## Listed records:
▬▬▬
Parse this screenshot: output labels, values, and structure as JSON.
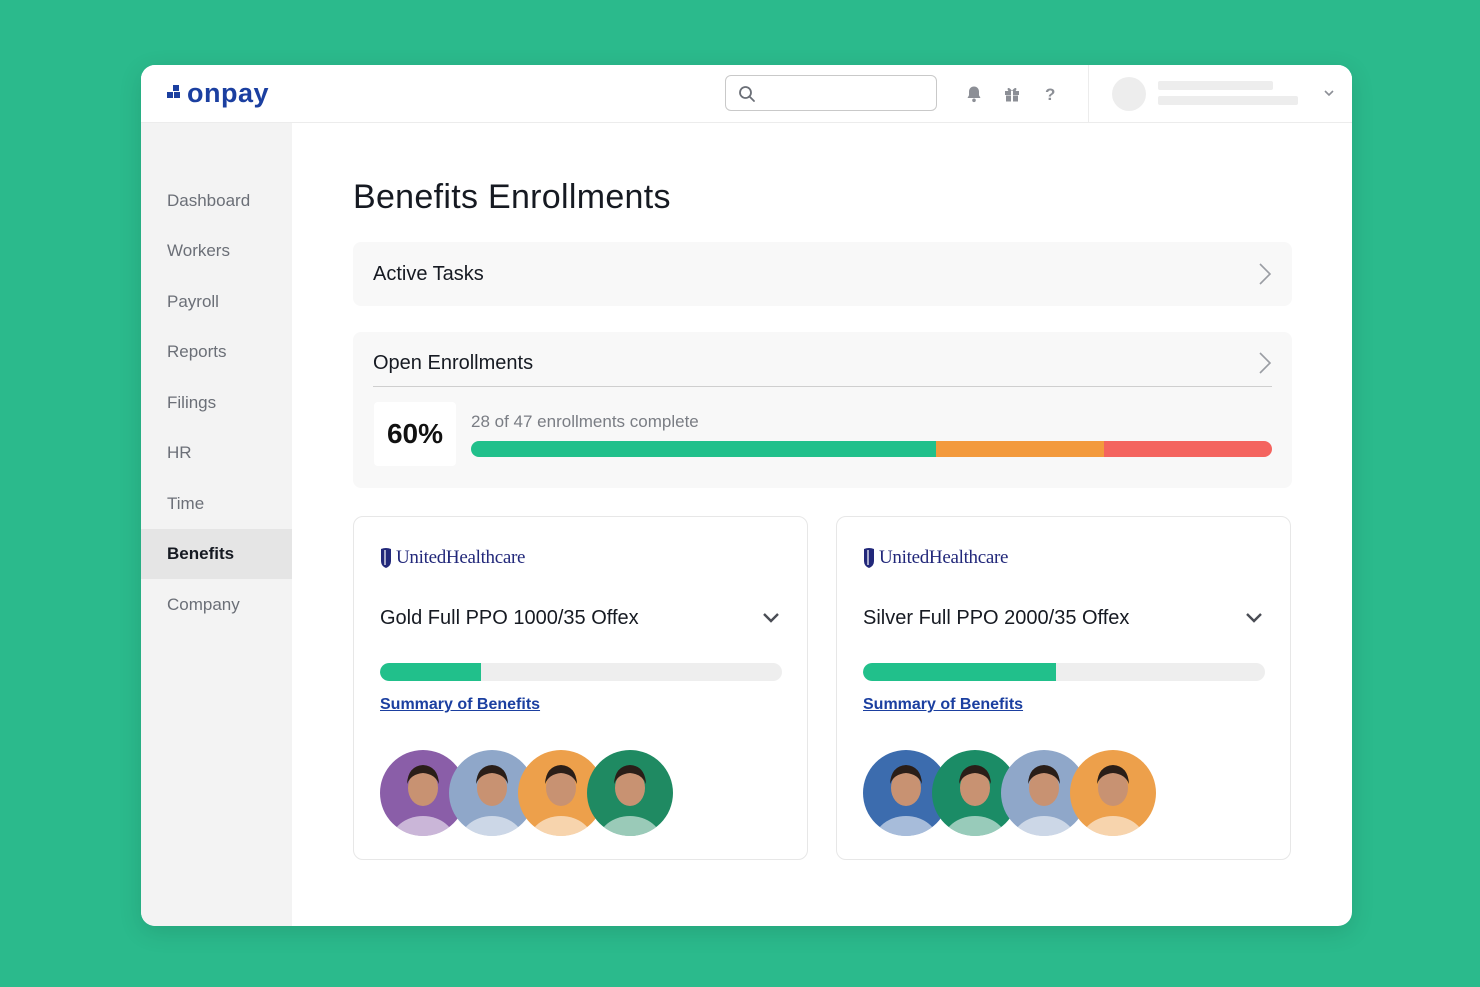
{
  "app": {
    "logo_text": "onpay"
  },
  "search": {
    "placeholder": ""
  },
  "sidebar": {
    "items": [
      {
        "label": "Dashboard",
        "active": false
      },
      {
        "label": "Workers",
        "active": false
      },
      {
        "label": "Payroll",
        "active": false
      },
      {
        "label": "Reports",
        "active": false
      },
      {
        "label": "Filings",
        "active": false
      },
      {
        "label": "HR",
        "active": false
      },
      {
        "label": "Time",
        "active": false
      },
      {
        "label": "Benefits",
        "active": true
      },
      {
        "label": "Company",
        "active": false
      }
    ]
  },
  "main": {
    "title": "Benefits Enrollments",
    "active_tasks": {
      "label": "Active Tasks"
    },
    "open_enrollments": {
      "label": "Open Enrollments",
      "percent_label": "60%",
      "status_text": "28 of 47 enrollments complete",
      "progress_segments": [
        {
          "fraction": 0.58,
          "color": "#21c08b"
        },
        {
          "fraction": 0.21,
          "color": "#f39a3d"
        },
        {
          "fraction": 0.21,
          "color": "#f4645f"
        }
      ]
    },
    "plans": [
      {
        "carrier": "UnitedHealthcare",
        "name": "Gold Full PPO 1000/35 Offex",
        "progress": 0.25,
        "link": "Summary of Benefits",
        "avatar_colors": [
          "#8a5ea8",
          "#8fa7c9",
          "#eda04b",
          "#1f8a62"
        ]
      },
      {
        "carrier": "UnitedHealthcare",
        "name": "Silver Full PPO 2000/35 Offex",
        "progress": 0.48,
        "link": "Summary of Benefits",
        "avatar_colors": [
          "#3c6cae",
          "#1b8c66",
          "#8fa7c9",
          "#eda04b"
        ]
      }
    ]
  },
  "colors": {
    "background": "#2bba8c",
    "brand": "#1b3fa0",
    "accent": "#21c08b"
  },
  "icons": [
    "search-icon",
    "bell-icon",
    "gift-icon",
    "help-icon",
    "chevron-down-icon",
    "chevron-right-icon"
  ]
}
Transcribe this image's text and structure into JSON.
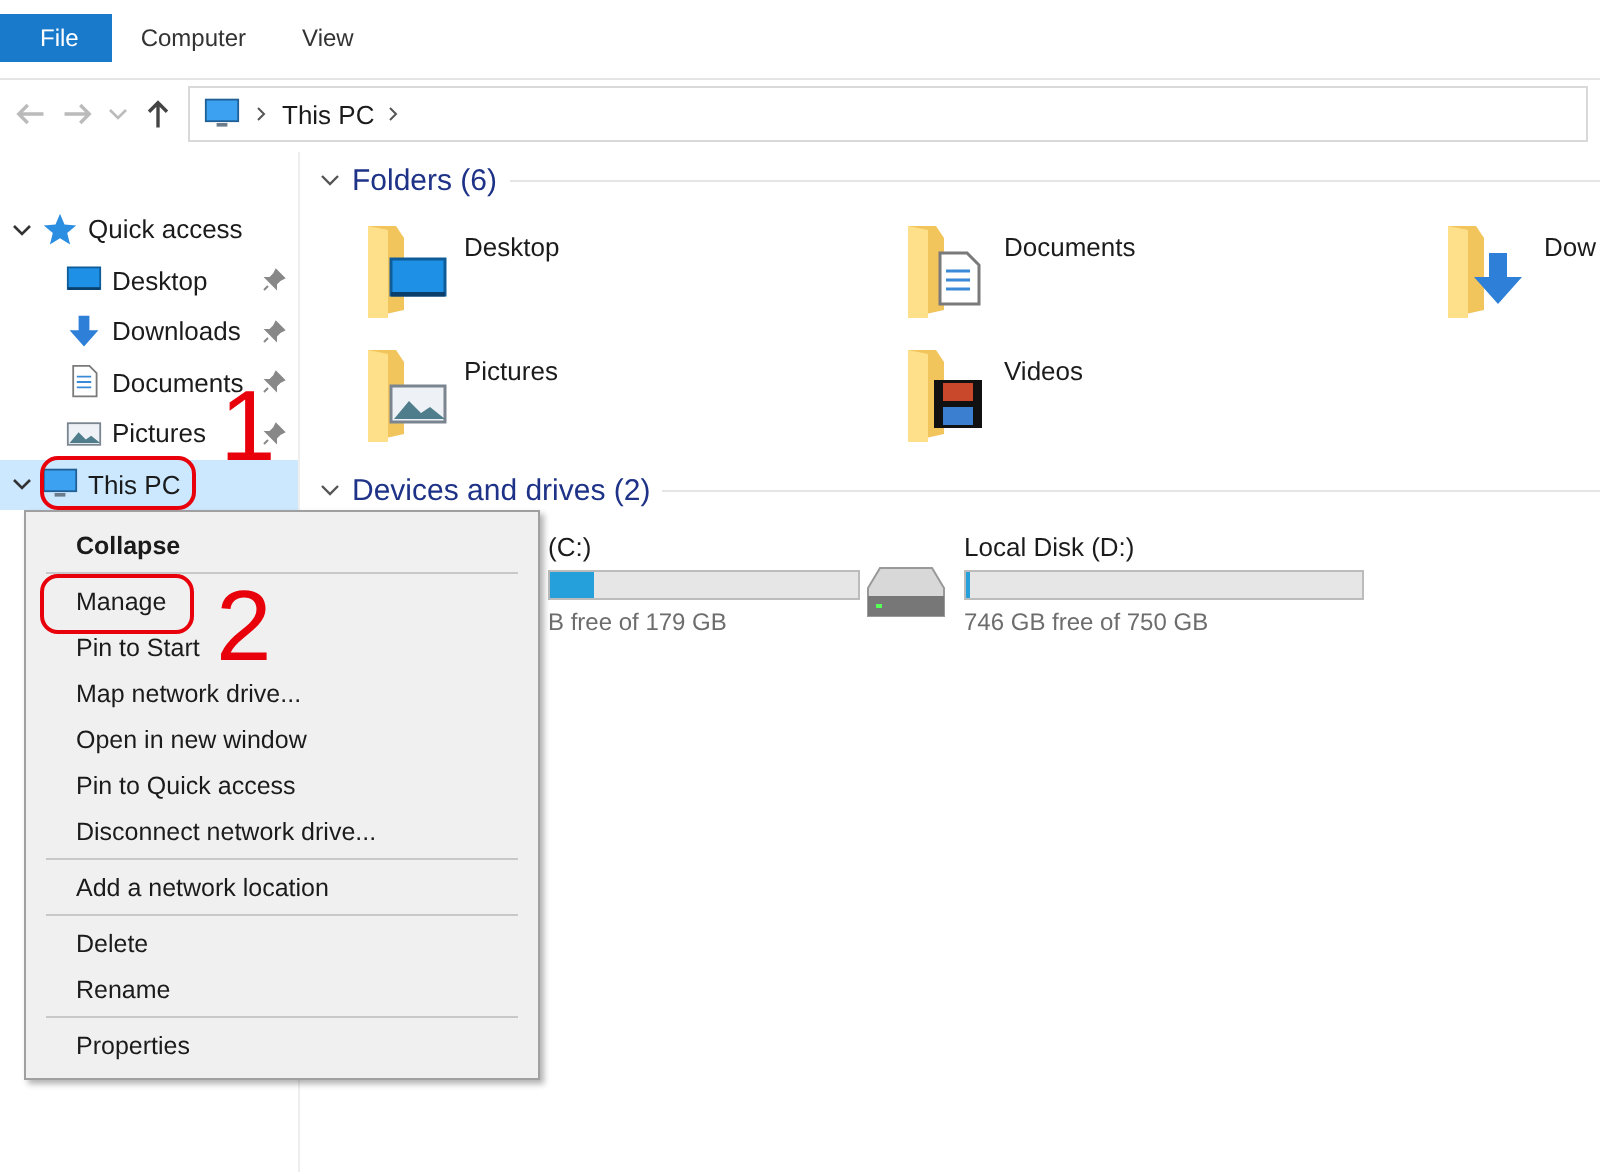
{
  "ribbon": {
    "tabs": [
      {
        "label": "File",
        "kind": "file",
        "selected": false
      },
      {
        "label": "Computer",
        "kind": "tab",
        "selected": false
      },
      {
        "label": "View",
        "kind": "tab",
        "selected": false
      }
    ]
  },
  "address_bar": {
    "path": [
      "This PC"
    ]
  },
  "navigation_pane": {
    "items": [
      {
        "label": "Quick access",
        "kind": "star",
        "expanded": true,
        "selected": false,
        "children": [
          {
            "label": "Desktop",
            "kind": "desktop",
            "pinned": true,
            "selected": false
          },
          {
            "label": "Downloads",
            "kind": "downloads",
            "pinned": true,
            "selected": false
          },
          {
            "label": "Documents",
            "kind": "documents",
            "pinned": true,
            "selected": false
          },
          {
            "label": "Pictures",
            "kind": "pictures",
            "pinned": true,
            "selected": false
          }
        ]
      },
      {
        "label": "This PC",
        "kind": "pc",
        "expanded": true,
        "selected": true
      }
    ]
  },
  "content": {
    "groups": [
      {
        "title": "Folders (6)",
        "kind": "folders",
        "items": [
          {
            "label": "Desktop",
            "kind": "desktop"
          },
          {
            "label": "Documents",
            "kind": "documents"
          },
          {
            "label": "Dow",
            "kind": "downloads"
          },
          {
            "label": "Pictures",
            "kind": "pictures"
          },
          {
            "label": "Videos",
            "kind": "videos"
          }
        ]
      },
      {
        "title": "Devices and drives (2)",
        "kind": "drives",
        "items": [
          {
            "label": "(C:)",
            "free": "B free of 179 GB",
            "level": 0.14,
            "kind": "hidden"
          },
          {
            "label": "Local Disk (D:)",
            "free": "746 GB free of 750 GB",
            "level": 0.01,
            "kind": "disk"
          }
        ]
      }
    ]
  },
  "context_menu": {
    "sections": [
      [
        {
          "label": "Collapse",
          "default": true
        }
      ],
      [
        {
          "label": "Manage",
          "default": false
        },
        {
          "label": "Pin to Start",
          "default": false
        },
        {
          "label": "Map network drive...",
          "default": false
        },
        {
          "label": "Open in new window",
          "default": false
        },
        {
          "label": "Pin to Quick access",
          "default": false
        },
        {
          "label": "Disconnect network drive...",
          "default": false
        }
      ],
      [
        {
          "label": "Add a network location",
          "default": false
        }
      ],
      [
        {
          "label": "Delete",
          "default": false
        },
        {
          "label": "Rename",
          "default": false
        }
      ],
      [
        {
          "label": "Properties",
          "default": false
        }
      ]
    ]
  },
  "annotations": [
    {
      "label": "1",
      "kind": "step"
    },
    {
      "label": "2",
      "kind": "step"
    }
  ]
}
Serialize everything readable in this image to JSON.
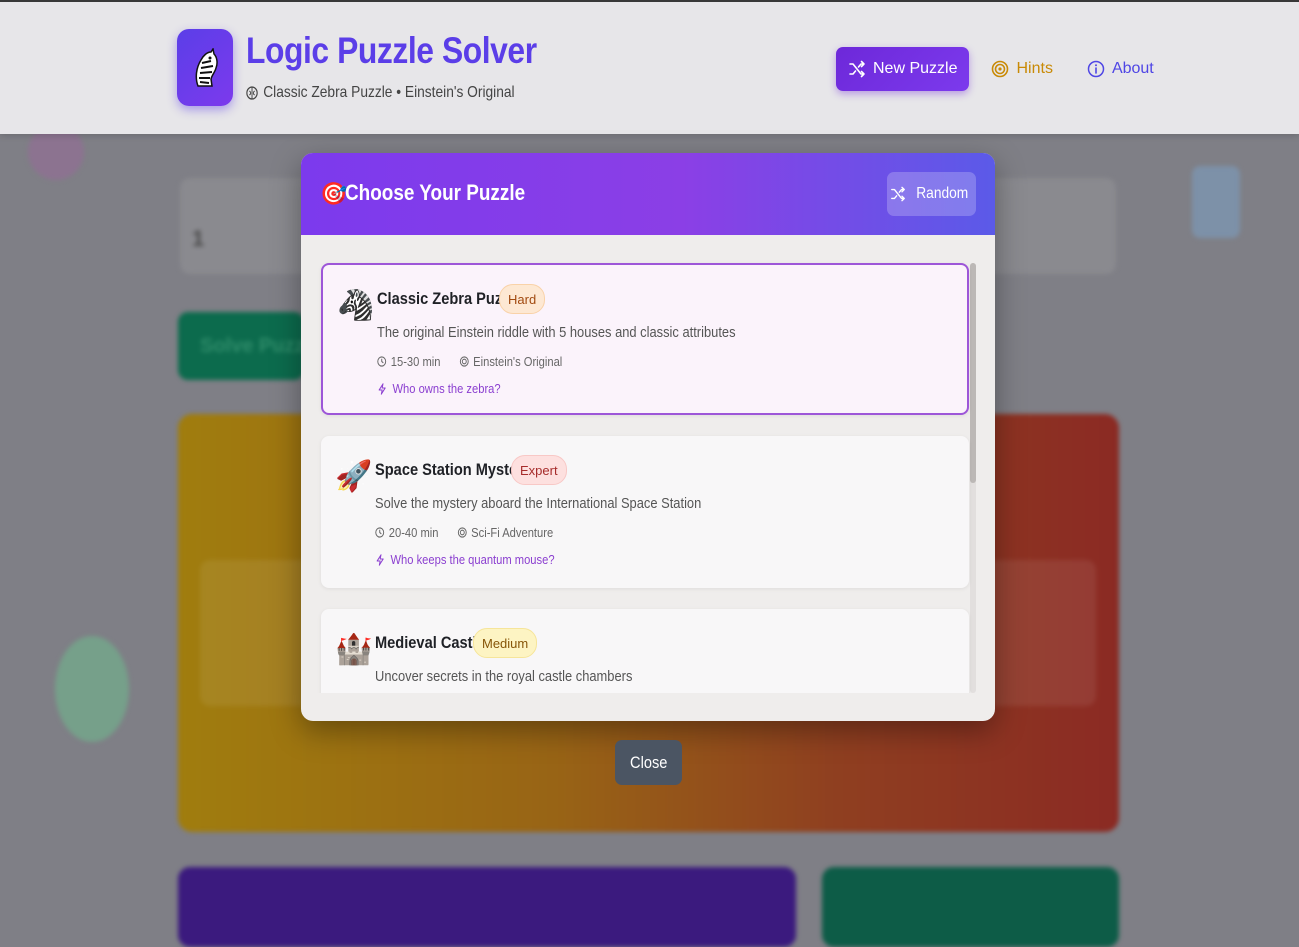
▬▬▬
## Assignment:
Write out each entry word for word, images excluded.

## Exercise answer:
Parse this screenshot: output labels, values, and structure as JSON.
{
  "app": {
    "logo_text": "onpay"
  },
  "search": {
    "placeholder": ""
  },
  "sidebar": {
    "items": [
      {
        "label": "Dashboard",
        "active": false
      },
      {
        "label": "Workers",
        "active": false
      },
      {
        "label": "Payroll",
        "active": false
      },
      {
        "label": "Reports",
        "active": false
      },
      {
        "label": "Filings",
        "active": false
      },
      {
        "label": "HR",
        "active": false
      },
      {
        "label": "Time",
        "active": false
      },
      {
        "label": "Benefits",
        "active": true
      },
      {
        "label": "Company",
        "active": false
      }
    ]
  },
  "main": {
    "title": "Benefits Enrollments",
    "active_tasks": {
      "label": "Active Tasks"
    },
    "open_enrollments": {
      "label": "Open Enrollments",
      "percent_label": "60%",
      "status_text": "28 of 47 enrollments complete",
      "progress_segments": [
        {
          "fraction": 0.58,
          "color": "#21c08b"
        },
        {
          "fraction": 0.21,
          "color": "#f39a3d"
        },
        {
          "fraction": 0.21,
          "color": "#f4645f"
        }
      ]
    },
    "plans": [
      {
        "carrier": "UnitedHealthcare",
        "name": "Gold Full PPO 1000/35 Offex",
        "progress": 0.25,
        "link": "Summary of Benefits",
        "avatar_colors": [
          "#8a5ea8",
          "#8fa7c9",
          "#eda04b",
          "#1f8a62"
        ]
      },
      {
        "carrier": "UnitedHealthcare",
        "name": "Silver Full PPO 2000/35 Offex",
        "progress": 0.48,
        "link": "Summary of Benefits",
        "avatar_colors": [
          "#3c6cae",
          "#1b8c66",
          "#8fa7c9",
          "#eda04b"
        ]
      }
    ]
  },
  "colors": {
    "background": "#2bba8c",
    "brand": "#1b3fa0",
    "accent": "#21c08b"
  },
  "icons": [
    "search-icon",
    "bell-icon",
    "gift-icon",
    "help-icon",
    "chevron-down-icon",
    "chevron-right-icon"
  ]
}
Transcribe this image's text and structure into JSON.
{
  "ribbon": {
    "tabs": [
      {
        "label": "File",
        "kind": "file",
        "selected": false
      },
      {
        "label": "Computer",
        "kind": "tab",
        "selected": false
      },
      {
        "label": "View",
        "kind": "tab",
        "selected": false
      }
    ]
  },
  "address_bar": {
    "path": [
      "This PC"
    ]
  },
  "navigation_pane": {
    "items": [
      {
        "label": "Quick access",
        "kind": "star",
        "expanded": true,
        "selected": false,
        "children": [
          {
            "label": "Desktop",
            "kind": "desktop",
            "pinned": true,
            "selected": false
          },
          {
            "label": "Downloads",
            "kind": "downloads",
            "pinned": true,
            "selected": false
          },
          {
            "label": "Documents",
            "kind": "documents",
            "pinned": true,
            "selected": false
          },
          {
            "label": "Pictures",
            "kind": "pictures",
            "pinned": true,
            "selected": false
          }
        ]
      },
      {
        "label": "This PC",
        "kind": "pc",
        "expanded": true,
        "selected": true
      }
    ]
  },
  "content": {
    "groups": [
      {
        "title": "Folders (6)",
        "kind": "folders",
        "items": [
          {
            "label": "Desktop",
            "kind": "desktop"
          },
          {
            "label": "Documents",
            "kind": "documents"
          },
          {
            "label": "Dow",
            "kind": "downloads"
          },
          {
            "label": "Pictures",
            "kind": "pictures"
          },
          {
            "label": "Videos",
            "kind": "videos"
          }
        ]
      },
      {
        "title": "Devices and drives (2)",
        "kind": "drives",
        "items": [
          {
            "label": "(C:)",
            "free": "B free of 179 GB",
            "level": 0.14,
            "kind": "hidden"
          },
          {
            "label": "Local Disk (D:)",
            "free": "746 GB free of 750 GB",
            "level": 0.01,
            "kind": "disk"
          }
        ]
      }
    ]
  },
  "context_menu": {
    "sections": [
      [
        {
          "label": "Collapse",
          "default": true
        }
      ],
      [
        {
          "label": "Manage",
          "default": false
        },
        {
          "label": "Pin to Start",
          "default": false
        },
        {
          "label": "Map network drive...",
          "default": false
        },
        {
          "label": "Open in new window",
          "default": false
        },
        {
          "label": "Pin to Quick access",
          "default": false
        },
        {
          "label": "Disconnect network drive...",
          "default": false
        }
      ],
      [
        {
          "label": "Add a network location",
          "default": false
        }
      ],
      [
        {
          "label": "Delete",
          "default": false
        },
        {
          "label": "Rename",
          "default": false
        }
      ],
      [
        {
          "label": "Properties",
          "default": false
        }
      ]
    ]
  },
  "annotations": [
    {
      "label": "1",
      "kind": "step"
    },
    {
      "label": "2",
      "kind": "step"
    }
  ]
}
Serialize everything readable in this image to JSON.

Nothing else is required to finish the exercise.